Data records.
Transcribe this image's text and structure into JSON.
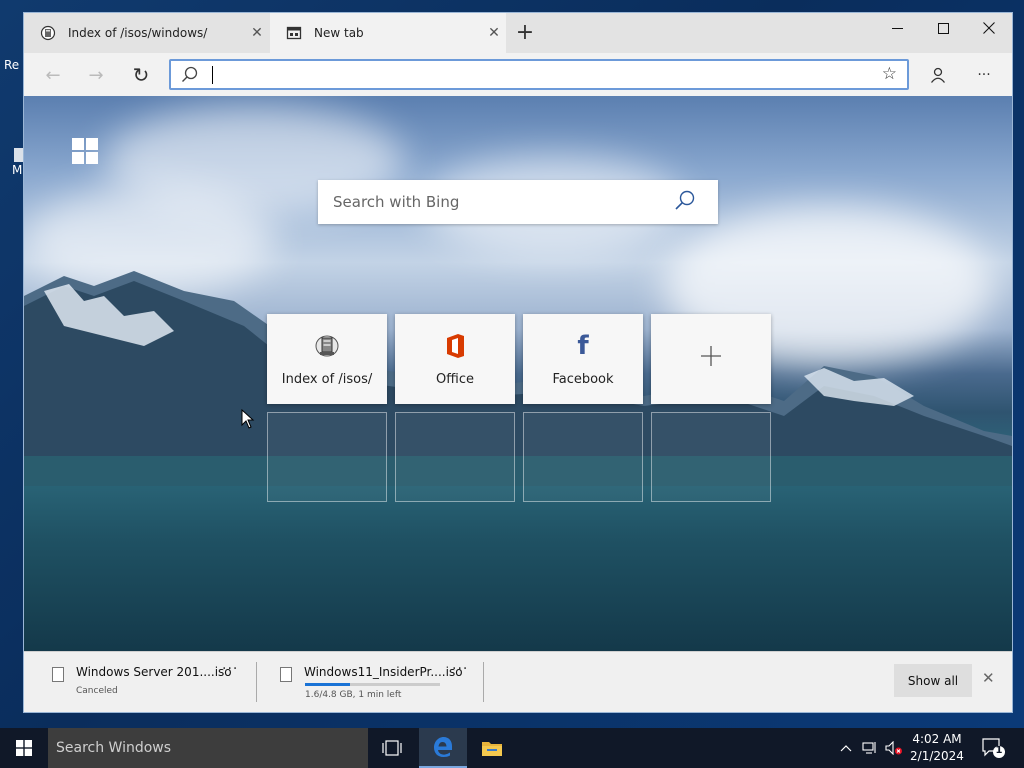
{
  "desktop": {
    "icons": [
      {
        "label": "Re"
      },
      {
        "label": "M"
      }
    ]
  },
  "browser": {
    "tabs": [
      {
        "label": "Index of /isos/windows/",
        "icon": "globe-server-icon",
        "close": "✕"
      },
      {
        "label": "New tab",
        "icon": "newtab-page-icon",
        "close": "✕"
      }
    ],
    "new_tab_symbol": "+",
    "window_controls": {
      "minimize": "—",
      "maximize": "☐",
      "close": "✕"
    },
    "toolbar": {
      "back": "←",
      "forward": "→",
      "refresh": "↻",
      "address_value": "",
      "favorite": "☆",
      "more": "···"
    }
  },
  "newtab": {
    "search_placeholder": "Search with Bing",
    "tiles": [
      {
        "label": "Index of /isos/",
        "icon": "server-icon"
      },
      {
        "label": "Office",
        "icon": "office-icon"
      },
      {
        "label": "Facebook",
        "icon": "facebook-icon",
        "glyph": "f"
      },
      {
        "label": "",
        "icon": "add-icon",
        "glyph": "+"
      }
    ]
  },
  "downloads": {
    "items": [
      {
        "name": "Windows Server 201....iso",
        "status": "Canceled",
        "more": "···"
      },
      {
        "name": "Windows11_InsiderPr....iso",
        "status": "1.6/4.8 GB, 1 min left",
        "more": "···",
        "progress": 0.33
      }
    ],
    "show_all": "Show all",
    "close": "✕"
  },
  "taskbar": {
    "search_placeholder": "Search Windows",
    "time": "4:02 AM",
    "date": "2/1/2024",
    "notification_count": "1",
    "tray_chevron": "^"
  },
  "colors": {
    "accent": "#1a73d6",
    "office_red": "#d83b01",
    "facebook_blue": "#3b5998",
    "edge_blue": "#2a7ad8"
  }
}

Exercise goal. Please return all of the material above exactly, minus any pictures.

Answer to this task.
Transcribe this image's text and structure into JSON.
{
  "desktop": {
    "icons": [
      {
        "label": "Re"
      },
      {
        "label": "M"
      }
    ]
  },
  "browser": {
    "tabs": [
      {
        "label": "Index of /isos/windows/",
        "icon": "globe-server-icon",
        "close": "✕"
      },
      {
        "label": "New tab",
        "icon": "newtab-page-icon",
        "close": "✕"
      }
    ],
    "new_tab_symbol": "+",
    "window_controls": {
      "minimize": "—",
      "maximize": "☐",
      "close": "✕"
    },
    "toolbar": {
      "back": "←",
      "forward": "→",
      "refresh": "↻",
      "address_value": "",
      "favorite": "☆",
      "more": "···"
    }
  },
  "newtab": {
    "search_placeholder": "Search with Bing",
    "tiles": [
      {
        "label": "Index of /isos/",
        "icon": "server-icon"
      },
      {
        "label": "Office",
        "icon": "office-icon"
      },
      {
        "label": "Facebook",
        "icon": "facebook-icon",
        "glyph": "f"
      },
      {
        "label": "",
        "icon": "add-icon",
        "glyph": "+"
      }
    ]
  },
  "downloads": {
    "items": [
      {
        "name": "Windows Server 201....iso",
        "status": "Canceled",
        "more": "···"
      },
      {
        "name": "Windows11_InsiderPr....iso",
        "status": "1.6/4.8 GB, 1 min left",
        "more": "···",
        "progress": 0.33
      }
    ],
    "show_all": "Show all",
    "close": "✕"
  },
  "taskbar": {
    "search_placeholder": "Search Windows",
    "time": "4:02 AM",
    "date": "2/1/2024",
    "notification_count": "1",
    "tray_chevron": "^"
  },
  "colors": {
    "accent": "#1a73d6",
    "office_red": "#d83b01",
    "facebook_blue": "#3b5998",
    "edge_blue": "#2a7ad8"
  }
}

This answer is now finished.